Origin: No Biography
Historically, the Japanese have been a very modest people. Japanese artists, in particular, felt their work spoke for them, and so for centuries, creative efforts by many artists, with the exception of woodblock prints, were unsigned, yet were easily recognized by the public through a specific style and the artists’ unique personalities. As collectors we felt it was most important to represent all Traditional and Sosaku Kokeshi, whether or not the artist has been identified, their seal, or artistic signature translated, or a written account of this artist’s life. Each show the diversity of this cultural specialization and the creative work produced by this artist.

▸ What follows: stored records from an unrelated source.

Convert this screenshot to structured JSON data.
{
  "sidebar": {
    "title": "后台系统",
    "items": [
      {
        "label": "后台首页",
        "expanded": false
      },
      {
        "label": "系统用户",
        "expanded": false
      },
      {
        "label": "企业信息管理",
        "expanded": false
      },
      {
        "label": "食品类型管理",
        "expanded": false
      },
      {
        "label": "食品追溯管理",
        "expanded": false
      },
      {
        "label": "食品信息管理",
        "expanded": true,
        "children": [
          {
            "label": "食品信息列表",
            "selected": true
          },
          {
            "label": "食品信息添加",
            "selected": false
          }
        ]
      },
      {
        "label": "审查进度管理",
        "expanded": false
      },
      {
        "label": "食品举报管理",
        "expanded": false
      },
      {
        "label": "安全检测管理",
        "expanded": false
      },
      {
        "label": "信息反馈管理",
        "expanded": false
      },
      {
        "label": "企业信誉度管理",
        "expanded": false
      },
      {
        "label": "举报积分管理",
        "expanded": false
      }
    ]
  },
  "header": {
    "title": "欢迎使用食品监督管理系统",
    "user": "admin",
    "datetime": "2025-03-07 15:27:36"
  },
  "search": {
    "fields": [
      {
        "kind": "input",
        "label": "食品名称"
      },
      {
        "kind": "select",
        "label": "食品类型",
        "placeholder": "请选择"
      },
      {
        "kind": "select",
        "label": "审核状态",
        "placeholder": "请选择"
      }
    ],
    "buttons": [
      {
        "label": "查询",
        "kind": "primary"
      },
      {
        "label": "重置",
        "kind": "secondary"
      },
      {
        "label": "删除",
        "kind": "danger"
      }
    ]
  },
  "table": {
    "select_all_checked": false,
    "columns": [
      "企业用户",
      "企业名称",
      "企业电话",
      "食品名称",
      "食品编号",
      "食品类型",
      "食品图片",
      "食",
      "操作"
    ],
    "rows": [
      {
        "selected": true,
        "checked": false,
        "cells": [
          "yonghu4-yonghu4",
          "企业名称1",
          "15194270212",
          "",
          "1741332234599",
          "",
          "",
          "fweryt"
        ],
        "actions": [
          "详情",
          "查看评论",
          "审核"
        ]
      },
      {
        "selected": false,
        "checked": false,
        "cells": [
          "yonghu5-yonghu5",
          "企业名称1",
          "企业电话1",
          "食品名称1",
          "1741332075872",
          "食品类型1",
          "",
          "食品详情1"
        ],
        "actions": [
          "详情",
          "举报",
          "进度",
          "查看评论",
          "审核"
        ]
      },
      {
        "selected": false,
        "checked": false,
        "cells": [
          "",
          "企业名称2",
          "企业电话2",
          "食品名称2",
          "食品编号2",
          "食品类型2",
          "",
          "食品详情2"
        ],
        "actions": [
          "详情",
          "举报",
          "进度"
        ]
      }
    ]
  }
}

Collector's note – descriptive qualities, standard characteristics & ornamentation styles:
This doll was named “Numa no kami | Crane God”. The Ainu love the beautiful snow-white cranes, (Tsuru), that inhabit the Isles of Northern Japan, as a symbol of peace. This kokeshi is based on an ancient legend promising good luck and long life. The crane, being a national treasure, is a favorite motif and a revered symbol used by many artists. Tsuru are also monogamous, and therefore are often seen on many wedding objects including the heavy, broad kimono.